## Task prompt
Repeat all entries exactly.

## Record extracts

------------------------------------

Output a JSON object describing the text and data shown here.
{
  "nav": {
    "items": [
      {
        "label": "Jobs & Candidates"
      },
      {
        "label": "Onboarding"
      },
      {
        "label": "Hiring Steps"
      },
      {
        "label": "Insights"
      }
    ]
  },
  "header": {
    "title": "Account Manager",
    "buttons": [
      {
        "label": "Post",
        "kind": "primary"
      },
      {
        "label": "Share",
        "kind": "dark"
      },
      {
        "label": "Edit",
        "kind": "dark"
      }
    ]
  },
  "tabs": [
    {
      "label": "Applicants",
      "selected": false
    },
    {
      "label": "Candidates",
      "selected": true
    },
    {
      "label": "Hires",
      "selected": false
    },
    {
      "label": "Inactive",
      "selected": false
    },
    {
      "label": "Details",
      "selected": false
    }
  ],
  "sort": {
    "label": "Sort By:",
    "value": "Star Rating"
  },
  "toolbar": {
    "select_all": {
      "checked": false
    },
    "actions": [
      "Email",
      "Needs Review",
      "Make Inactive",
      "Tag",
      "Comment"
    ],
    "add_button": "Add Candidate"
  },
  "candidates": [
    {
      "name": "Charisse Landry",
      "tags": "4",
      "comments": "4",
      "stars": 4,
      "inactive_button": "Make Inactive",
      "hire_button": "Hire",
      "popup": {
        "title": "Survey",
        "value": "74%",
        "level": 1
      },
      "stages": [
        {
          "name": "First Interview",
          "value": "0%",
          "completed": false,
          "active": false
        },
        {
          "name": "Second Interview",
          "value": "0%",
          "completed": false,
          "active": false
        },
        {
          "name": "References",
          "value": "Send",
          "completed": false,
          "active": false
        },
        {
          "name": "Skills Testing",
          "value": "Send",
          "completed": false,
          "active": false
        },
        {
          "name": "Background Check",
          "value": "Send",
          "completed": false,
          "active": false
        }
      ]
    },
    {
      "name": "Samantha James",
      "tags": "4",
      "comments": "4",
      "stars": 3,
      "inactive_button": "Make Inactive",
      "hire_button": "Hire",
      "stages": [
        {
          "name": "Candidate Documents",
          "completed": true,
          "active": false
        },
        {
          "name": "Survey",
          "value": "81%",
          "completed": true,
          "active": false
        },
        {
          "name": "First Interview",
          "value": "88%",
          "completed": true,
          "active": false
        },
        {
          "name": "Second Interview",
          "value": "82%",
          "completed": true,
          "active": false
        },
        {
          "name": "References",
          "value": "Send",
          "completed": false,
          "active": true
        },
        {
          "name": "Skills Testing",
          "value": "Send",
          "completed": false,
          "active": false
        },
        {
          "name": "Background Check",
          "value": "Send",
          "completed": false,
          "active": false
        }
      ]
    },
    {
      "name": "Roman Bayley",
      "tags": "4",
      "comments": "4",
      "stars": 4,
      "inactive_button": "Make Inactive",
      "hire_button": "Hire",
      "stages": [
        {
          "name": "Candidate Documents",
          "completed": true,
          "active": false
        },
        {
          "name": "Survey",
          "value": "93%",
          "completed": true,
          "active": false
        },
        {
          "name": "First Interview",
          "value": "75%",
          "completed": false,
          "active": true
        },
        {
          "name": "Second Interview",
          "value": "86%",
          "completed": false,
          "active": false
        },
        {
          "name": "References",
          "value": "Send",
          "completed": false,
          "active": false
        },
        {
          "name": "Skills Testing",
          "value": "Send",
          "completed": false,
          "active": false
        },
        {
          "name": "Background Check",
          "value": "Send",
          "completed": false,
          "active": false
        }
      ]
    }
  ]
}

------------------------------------

## Result for this exercise
Output a JSON object describing the text and data shown here.
{
  "nav": {
    "items": [
      {
        "label": "Jobs & Candidates"
      },
      {
        "label": "Onboarding"
      },
      {
        "label": "Hiring Steps"
      },
      {
        "label": "Insights"
      }
    ]
  },
  "header": {
    "title": "Account Manager",
    "buttons": [
      {
        "label": "Post",
        "kind": "primary"
      },
      {
        "label": "Share",
        "kind": "dark"
      },
      {
        "label": "Edit",
        "kind": "dark"
      }
    ]
  },
  "tabs": [
    {
      "label": "Applicants",
      "selected": false
    },
    {
      "label": "Candidates",
      "selected": true
    },
    {
      "label": "Hires",
      "selected": false
    },
    {
      "label": "Inactive",
      "selected": false
    },
    {
      "label": "Details",
      "selected": false
    }
  ],
  "sort": {
    "label": "Sort By:",
    "value": "Star Rating"
  },
  "toolbar": {
    "select_all": {
      "checked": false
    },
    "actions": [
      "Email",
      "Needs Review",
      "Make Inactive",
      "Tag",
      "Comment"
    ],
    "add_button": "Add Candidate"
  },
  "candidates": [
    {
      "name": "Charisse Landry",
      "tags": "4",
      "comments": "4",
      "stars": 4,
      "inactive_button": "Make Inactive",
      "hire_button": "Hire",
      "popup": {
        "title": "Survey",
        "value": "74%",
        "level": 1
      },
      "stages": [
        {
          "name": "First Interview",
          "value": "0%",
          "completed": false,
          "active": false
        },
        {
          "name": "Second Interview",
          "value": "0%",
          "completed": false,
          "active": false
        },
        {
          "name": "References",
          "value": "Send",
          "completed": false,
          "active": false
        },
        {
          "name": "Skills Testing",
          "value": "Send",
          "completed": false,
          "active": false
        },
        {
          "name": "Background Check",
          "value": "Send",
          "completed": false,
          "active": false
        }
      ]
    },
    {
      "name": "Samantha James",
      "tags": "4",
      "comments": "4",
      "stars": 3,
      "inactive_button": "Make Inactive",
      "hire_button": "Hire",
      "stages": [
        {
          "name": "Candidate Documents",
          "completed": true,
          "active": false
        },
        {
          "name": "Survey",
          "value": "81%",
          "completed": true,
          "active": false
        },
        {
          "name": "First Interview",
          "value": "88%",
          "completed": true,
          "active": false
        },
        {
          "name": "Second Interview",
          "value": "82%",
          "completed": true,
          "active": false
        },
        {
          "name": "References",
          "value": "Send",
          "completed": false,
          "active": true
        },
        {
          "name": "Skills Testing",
          "value": "Send",
          "completed": false,
          "active": false
        },
        {
          "name": "Background Check",
          "value": "Send",
          "completed": false,
          "active": false
        }
      ]
    },
    {
      "name": "Roman Bayley",
      "tags": "4",
      "comments": "4",
      "stars": 4,
      "inactive_button": "Make Inactive",
      "hire_button": "Hire",
      "stages": [
        {
          "name": "Candidate Documents",
          "completed": true,
          "active": false
        },
        {
          "name": "Survey",
          "value": "93%",
          "completed": true,
          "active": false
        },
        {
          "name": "First Interview",
          "value": "75%",
          "completed": false,
          "active": true
        },
        {
          "name": "Second Interview",
          "value": "86%",
          "completed": false,
          "active": false
        },
        {
          "name": "References",
          "value": "Send",
          "completed": false,
          "active": false
        },
        {
          "name": "Skills Testing",
          "value": "Send",
          "completed": false,
          "active": false
        },
        {
          "name": "Background Check",
          "value": "Send",
          "completed": false,
          "active": false
        }
      ]
    }
  ]
}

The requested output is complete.